The interesting thing is this, a One-Point Perspective Drawing is derived from a slight deviation from an Oblique Drawing. Both still have the same full 2-D front view of the object. The only difference in a One-Point Perspective is that its 3rd dimensions are drawn aligned to a POINT (wherever the artist wish it to be). The 3rd dimensions of the Oblique Drawing are simply projected at 45 degress parallel to each other. In the One-Point Perspective Drawing, when the 3rd dimension lines are drawn towards a POINT, what you have created is an illusion that objects further away looks smaller! Therefore it looks more realistic than the Oblique Drawing.

Which is better?
For the sake of comparison, as mentioned before in class the Isometric Drawing is a better option in drawing than an Oblique Drawing because the Isometric Drawing represents the real world better. Instead of parallel 3rd dimension projections, the isometric is 30 degrees off the horizontal for its 2nd and 3rd dimension. If that is the case, so it seems like the One-Point Perspective drawing is a good competition to the Isometric Drawing as far as 'realistic' representation of an object is concerned.

Well yes and no. though the One-Point Perspective does presents objects in a more realistic 3D manner (like the Isometric Drawing), a straight-forward 2-D front view to begin with still does not represent the real world very well. Take a look at objects around you, do they all appear perfectly 2-D in the front? However, the One-Point Perspective Drawing is still widely used in Interior Designs and Architecture presentations of the designed environment because they do look good if well drawn.

An even more realistic drawing technique will be the extension of the One-Point Perspective - also a slight deviation from an Isometric Drawing - It is called a Two-Point Perspective Drawing. The Two-Point Perspective Drawing is not shown in the example above but you may find it in many of my previous posts within my blog.

Alternatively you can also watch a video showing the 4 main types of drawing techniques I talked about in this post.

Just in case you are very keen, the final type of drawing technique makes use of three points and you call that a Three-Point Perspective Drawing. Ever watched Spiderman on TV or read any Marvel Spiderman Comic Book with 'Spidey' swinging from the top of the skyscrapers and the camera view showing all the actions from the sky down? Did you notice how the buildings looked like? That is a combintion of One, Two and Three Point Perspective. Cool isn' it?

The more types of drawings you learn, the better you will be in selective the best presentation style. All drawing techniques ranging from Oblique to Isometric, extending to One-Point and Two-Point Perspectives (and even Three-Point Perspectives) can be used equallly effectively in your idea presentation. But you need to know each of their differences, their limitations and their strengths so that you can apply them meaningfully to capture the idea you want to present.

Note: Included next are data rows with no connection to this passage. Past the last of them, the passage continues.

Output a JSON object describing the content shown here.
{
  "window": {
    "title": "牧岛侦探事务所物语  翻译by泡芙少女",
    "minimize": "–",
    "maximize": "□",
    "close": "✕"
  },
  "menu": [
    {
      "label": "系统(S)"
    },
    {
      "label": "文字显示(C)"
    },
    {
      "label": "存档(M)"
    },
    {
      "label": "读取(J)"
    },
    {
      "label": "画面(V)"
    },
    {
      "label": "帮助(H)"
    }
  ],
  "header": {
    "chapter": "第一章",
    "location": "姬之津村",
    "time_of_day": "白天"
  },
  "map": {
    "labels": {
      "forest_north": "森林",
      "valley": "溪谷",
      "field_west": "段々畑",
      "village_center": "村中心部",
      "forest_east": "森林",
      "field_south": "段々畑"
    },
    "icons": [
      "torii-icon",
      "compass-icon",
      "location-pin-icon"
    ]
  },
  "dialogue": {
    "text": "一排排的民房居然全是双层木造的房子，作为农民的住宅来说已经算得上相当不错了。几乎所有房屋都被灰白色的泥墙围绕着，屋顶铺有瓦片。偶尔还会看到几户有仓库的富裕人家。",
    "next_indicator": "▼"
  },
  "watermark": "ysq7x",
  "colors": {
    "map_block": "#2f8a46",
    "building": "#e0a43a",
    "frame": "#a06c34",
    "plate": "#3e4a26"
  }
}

Here is a FIVE-POINT Perspective tutorial link if you are REALLY REALLY keen. It is pretty easy to understand what is going on in the tutorial. Below is my very first attempt at 5-Point Perspective Drawing much later during my free time.
5-Point Perspective (Fictional) Commercial Area Sketch

Let me know if you have questions.

No comments:

Post a Comment

How to Choose the Best Image for Shape Borrowing?

Fig. 1 Shape borrowing is probably one of the most common starter exercise for Ideas Generation. References could be obtained easily...